▶ ACTIVITY:
Your response should consist of the entries below, reproduced exactly and without their images.

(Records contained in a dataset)
+ + +
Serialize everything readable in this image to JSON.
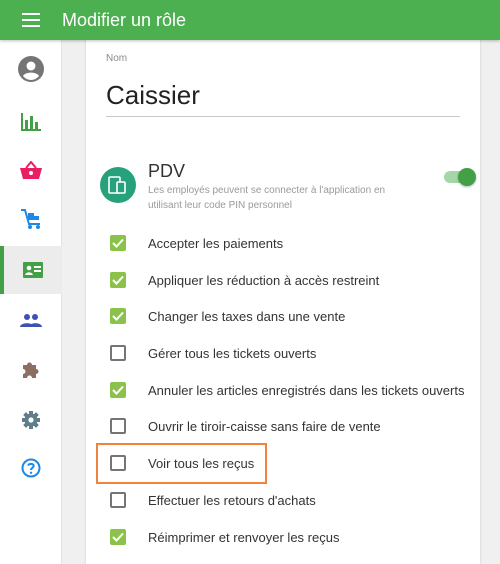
{
  "header": {
    "title": "Modifier un rôle",
    "menu_icon": "menu-icon"
  },
  "sidebar": {
    "active_color": "#43a047",
    "items": [
      {
        "name": "profile",
        "icon": "account-circle-icon"
      },
      {
        "name": "reports",
        "icon": "bar-chart-icon"
      },
      {
        "name": "items",
        "icon": "basket-icon"
      },
      {
        "name": "inventory",
        "icon": "cart-icon"
      },
      {
        "name": "employees",
        "icon": "badge-icon",
        "active": true
      },
      {
        "name": "customers",
        "icon": "people-icon"
      },
      {
        "name": "integrations",
        "icon": "puzzle-icon"
      },
      {
        "name": "settings",
        "icon": "gear-icon"
      },
      {
        "name": "help",
        "icon": "help-icon"
      }
    ]
  },
  "form": {
    "name_label": "Nom",
    "name_value": "Caissier",
    "pdv": {
      "title": "PDV",
      "description": "Les employés peuvent se connecter à l'application en utilisant leur code PIN personnel",
      "enabled": true
    },
    "permissions": [
      {
        "label": "Accepter les paiements",
        "checked": true
      },
      {
        "label": "Appliquer les réduction à accès restreint",
        "checked": true
      },
      {
        "label": "Changer les taxes dans une vente",
        "checked": true
      },
      {
        "label": "Gérer tous les tickets ouverts",
        "checked": false
      },
      {
        "label": "Annuler les articles enregistrés dans les tickets ouverts",
        "checked": true
      },
      {
        "label": "Ouvrir le tiroir-caisse sans faire de vente",
        "checked": false
      },
      {
        "label": "Voir tous les reçus",
        "checked": false
      },
      {
        "label": "Effectuer les retours d'achats",
        "checked": false
      },
      {
        "label": "Réimprimer et renvoyer les reçus",
        "checked": true
      }
    ]
  },
  "colors": {
    "brand": "#4caf50",
    "checkbox_on": "#8bc34a",
    "highlight": "#f0843c",
    "pdv_icon": "#26a17b"
  }
}
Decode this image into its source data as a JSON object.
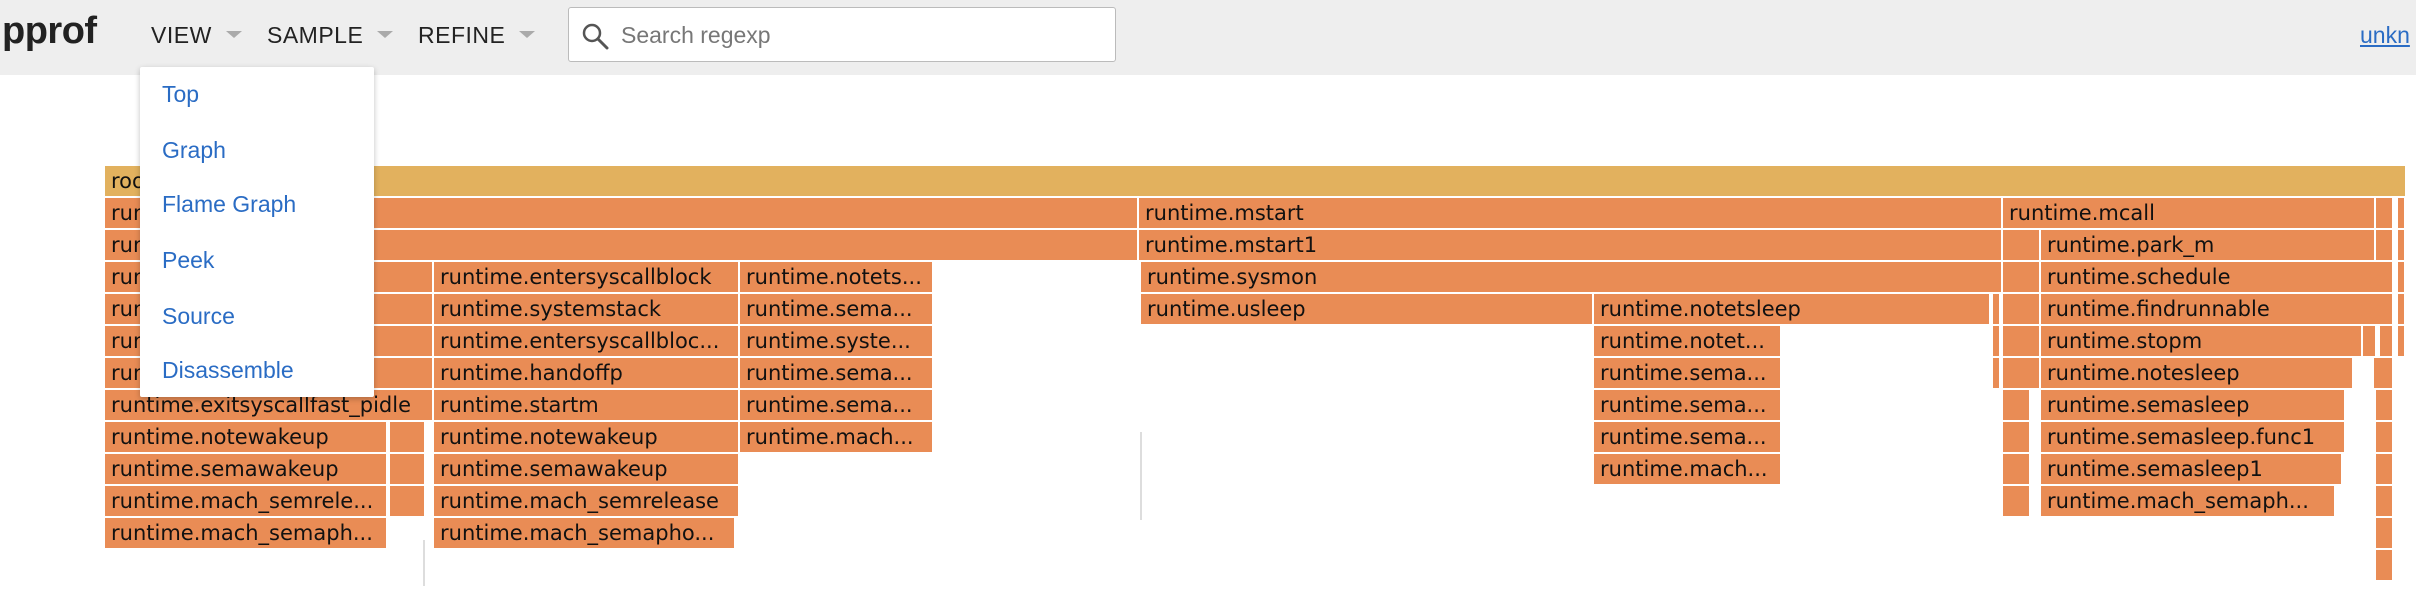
{
  "colors": {
    "accent": "#2a6cc4",
    "root": "#e2b15e",
    "frame": "#e98c55",
    "header_bg": "#eeeeee"
  },
  "header": {
    "logo": "pprof",
    "menus": [
      {
        "label": "VIEW"
      },
      {
        "label": "SAMPLE"
      },
      {
        "label": "REFINE"
      }
    ],
    "search": {
      "placeholder": "Search regexp",
      "value": "",
      "icon": "search-icon"
    },
    "user_link": "unkn"
  },
  "view_menu": {
    "items": [
      "Top",
      "Graph",
      "Flame Graph",
      "Peek",
      "Source",
      "Disassemble"
    ]
  },
  "flame": {
    "frames": [
      {
        "label": "root"
      },
      {
        "label": "runtime.mstart"
      },
      {
        "label": "runtime.mcall"
      },
      {
        "label": "runtime.mstart1"
      },
      {
        "label": "runtime.park_m"
      },
      {
        "label": "runtime.entersyscallblock"
      },
      {
        "label": "runtime.notets..."
      },
      {
        "label": "runtime.sysmon"
      },
      {
        "label": "runtime.schedule"
      },
      {
        "label": "runtime.systemstack"
      },
      {
        "label": "runtime.sema..."
      },
      {
        "label": "runtime.usleep"
      },
      {
        "label": "runtime.notetsleep"
      },
      {
        "label": "runtime.findrunnable"
      },
      {
        "label": "runtime.entersyscallbloc..."
      },
      {
        "label": "runtime.syste..."
      },
      {
        "label": "runtime.notet..."
      },
      {
        "label": "runtime.stopm"
      },
      {
        "label": "runtime.handoffp"
      },
      {
        "label": "runtime.sema..."
      },
      {
        "label": "runtime.sema..."
      },
      {
        "label": "runtime.notesleep"
      },
      {
        "label": "runtime.exitsyscallfast_pidle"
      },
      {
        "label": "runtime.startm"
      },
      {
        "label": "runtime.sema..."
      },
      {
        "label": "runtime.sema..."
      },
      {
        "label": "runtime.semasleep"
      },
      {
        "label": "runtime.notewakeup"
      },
      {
        "label": "runtime.notewakeup"
      },
      {
        "label": "runtime.mach..."
      },
      {
        "label": "runtime.sema..."
      },
      {
        "label": "runtime.semasleep.func1"
      },
      {
        "label": "runtime.semawakeup"
      },
      {
        "label": "runtime.semawakeup"
      },
      {
        "label": "runtime.mach..."
      },
      {
        "label": "runtime.semasleep1"
      },
      {
        "label": "runtime.mach_semrele..."
      },
      {
        "label": "runtime.mach_semrelease"
      },
      {
        "label": "runtime.mach_semaph..."
      },
      {
        "label": "runtime.mach_semaph..."
      },
      {
        "label": "runtime.mach_semapho..."
      },
      {
        "label": "runtime.run"
      },
      {
        "label": "runtime.run"
      },
      {
        "label": "runtime.run"
      },
      {
        "label": "runtime.run"
      },
      {
        "label": "runtime.run"
      },
      {
        "label": "runtime.runun..."
      },
      {
        "label": ""
      },
      {
        "label": ""
      },
      {
        "label": ""
      },
      {
        "label": ""
      },
      {
        "label": ""
      },
      {
        "label": ""
      },
      {
        "label": ""
      },
      {
        "label": ""
      },
      {
        "label": ""
      },
      {
        "label": ""
      },
      {
        "label": ""
      },
      {
        "label": ""
      },
      {
        "label": ""
      },
      {
        "label": ""
      },
      {
        "label": ""
      },
      {
        "label": ""
      },
      {
        "label": ""
      },
      {
        "label": ""
      },
      {
        "label": ""
      },
      {
        "label": ""
      },
      {
        "label": ""
      },
      {
        "label": ""
      },
      {
        "label": ""
      },
      {
        "label": ""
      },
      {
        "label": ""
      },
      {
        "label": ""
      },
      {
        "label": ""
      },
      {
        "label": ""
      }
    ]
  }
}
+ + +
▶ RESPONSE AREA:
Serialize everything readable in this image to JSON.
{
  "header": {
    "title": "Modifier un rôle",
    "menu_icon": "menu-icon"
  },
  "sidebar": {
    "active_color": "#43a047",
    "items": [
      {
        "name": "profile",
        "icon": "account-circle-icon"
      },
      {
        "name": "reports",
        "icon": "bar-chart-icon"
      },
      {
        "name": "items",
        "icon": "basket-icon"
      },
      {
        "name": "inventory",
        "icon": "cart-icon"
      },
      {
        "name": "employees",
        "icon": "badge-icon",
        "active": true
      },
      {
        "name": "customers",
        "icon": "people-icon"
      },
      {
        "name": "integrations",
        "icon": "puzzle-icon"
      },
      {
        "name": "settings",
        "icon": "gear-icon"
      },
      {
        "name": "help",
        "icon": "help-icon"
      }
    ]
  },
  "form": {
    "name_label": "Nom",
    "name_value": "Caissier",
    "pdv": {
      "title": "PDV",
      "description": "Les employés peuvent se connecter à l'application en utilisant leur code PIN personnel",
      "enabled": true
    },
    "permissions": [
      {
        "label": "Accepter les paiements",
        "checked": true
      },
      {
        "label": "Appliquer les réduction à accès restreint",
        "checked": true
      },
      {
        "label": "Changer les taxes dans une vente",
        "checked": true
      },
      {
        "label": "Gérer tous les tickets ouverts",
        "checked": false
      },
      {
        "label": "Annuler les articles enregistrés dans les tickets ouverts",
        "checked": true
      },
      {
        "label": "Ouvrir le tiroir-caisse sans faire de vente",
        "checked": false
      },
      {
        "label": "Voir tous les reçus",
        "checked": false
      },
      {
        "label": "Effectuer les retours d'achats",
        "checked": false
      },
      {
        "label": "Réimprimer et renvoyer les reçus",
        "checked": true
      }
    ]
  },
  "colors": {
    "brand": "#4caf50",
    "checkbox_on": "#8bc34a",
    "highlight": "#f0843c",
    "pdv_icon": "#26a17b"
  }
}
Decode this image into its source data as a JSON object.
{
  "colors": {
    "accent": "#2a6cc4",
    "root": "#e2b15e",
    "frame": "#e98c55",
    "header_bg": "#eeeeee"
  },
  "header": {
    "logo": "pprof",
    "menus": [
      {
        "label": "VIEW"
      },
      {
        "label": "SAMPLE"
      },
      {
        "label": "REFINE"
      }
    ],
    "search": {
      "placeholder": "Search regexp",
      "value": "",
      "icon": "search-icon"
    },
    "user_link": "unkn"
  },
  "view_menu": {
    "items": [
      "Top",
      "Graph",
      "Flame Graph",
      "Peek",
      "Source",
      "Disassemble"
    ]
  },
  "flame": {
    "frames": [
      {
        "label": "root"
      },
      {
        "label": "runtime.mstart"
      },
      {
        "label": "runtime.mcall"
      },
      {
        "label": "runtime.mstart1"
      },
      {
        "label": "runtime.park_m"
      },
      {
        "label": "runtime.entersyscallblock"
      },
      {
        "label": "runtime.notets..."
      },
      {
        "label": "runtime.sysmon"
      },
      {
        "label": "runtime.schedule"
      },
      {
        "label": "runtime.systemstack"
      },
      {
        "label": "runtime.sema..."
      },
      {
        "label": "runtime.usleep"
      },
      {
        "label": "runtime.notetsleep"
      },
      {
        "label": "runtime.findrunnable"
      },
      {
        "label": "runtime.entersyscallbloc..."
      },
      {
        "label": "runtime.syste..."
      },
      {
        "label": "runtime.notet..."
      },
      {
        "label": "runtime.stopm"
      },
      {
        "label": "runtime.handoffp"
      },
      {
        "label": "runtime.sema..."
      },
      {
        "label": "runtime.sema..."
      },
      {
        "label": "runtime.notesleep"
      },
      {
        "label": "runtime.exitsyscallfast_pidle"
      },
      {
        "label": "runtime.startm"
      },
      {
        "label": "runtime.sema..."
      },
      {
        "label": "runtime.sema..."
      },
      {
        "label": "runtime.semasleep"
      },
      {
        "label": "runtime.notewakeup"
      },
      {
        "label": "runtime.notewakeup"
      },
      {
        "label": "runtime.mach..."
      },
      {
        "label": "runtime.sema..."
      },
      {
        "label": "runtime.semasleep.func1"
      },
      {
        "label": "runtime.semawakeup"
      },
      {
        "label": "runtime.semawakeup"
      },
      {
        "label": "runtime.mach..."
      },
      {
        "label": "runtime.semasleep1"
      },
      {
        "label": "runtime.mach_semrele..."
      },
      {
        "label": "runtime.mach_semrelease"
      },
      {
        "label": "runtime.mach_semaph..."
      },
      {
        "label": "runtime.mach_semaph..."
      },
      {
        "label": "runtime.mach_semapho..."
      },
      {
        "label": "runtime.run"
      },
      {
        "label": "runtime.run"
      },
      {
        "label": "runtime.run"
      },
      {
        "label": "runtime.run"
      },
      {
        "label": "runtime.run"
      },
      {
        "label": "runtime.runun..."
      },
      {
        "label": ""
      },
      {
        "label": ""
      },
      {
        "label": ""
      },
      {
        "label": ""
      },
      {
        "label": ""
      },
      {
        "label": ""
      },
      {
        "label": ""
      },
      {
        "label": ""
      },
      {
        "label": ""
      },
      {
        "label": ""
      },
      {
        "label": ""
      },
      {
        "label": ""
      },
      {
        "label": ""
      },
      {
        "label": ""
      },
      {
        "label": ""
      },
      {
        "label": ""
      },
      {
        "label": ""
      },
      {
        "label": ""
      },
      {
        "label": ""
      },
      {
        "label": ""
      },
      {
        "label": ""
      },
      {
        "label": ""
      },
      {
        "label": ""
      },
      {
        "label": ""
      },
      {
        "label": ""
      },
      {
        "label": ""
      },
      {
        "label": ""
      },
      {
        "label": ""
      }
    ]
  }
}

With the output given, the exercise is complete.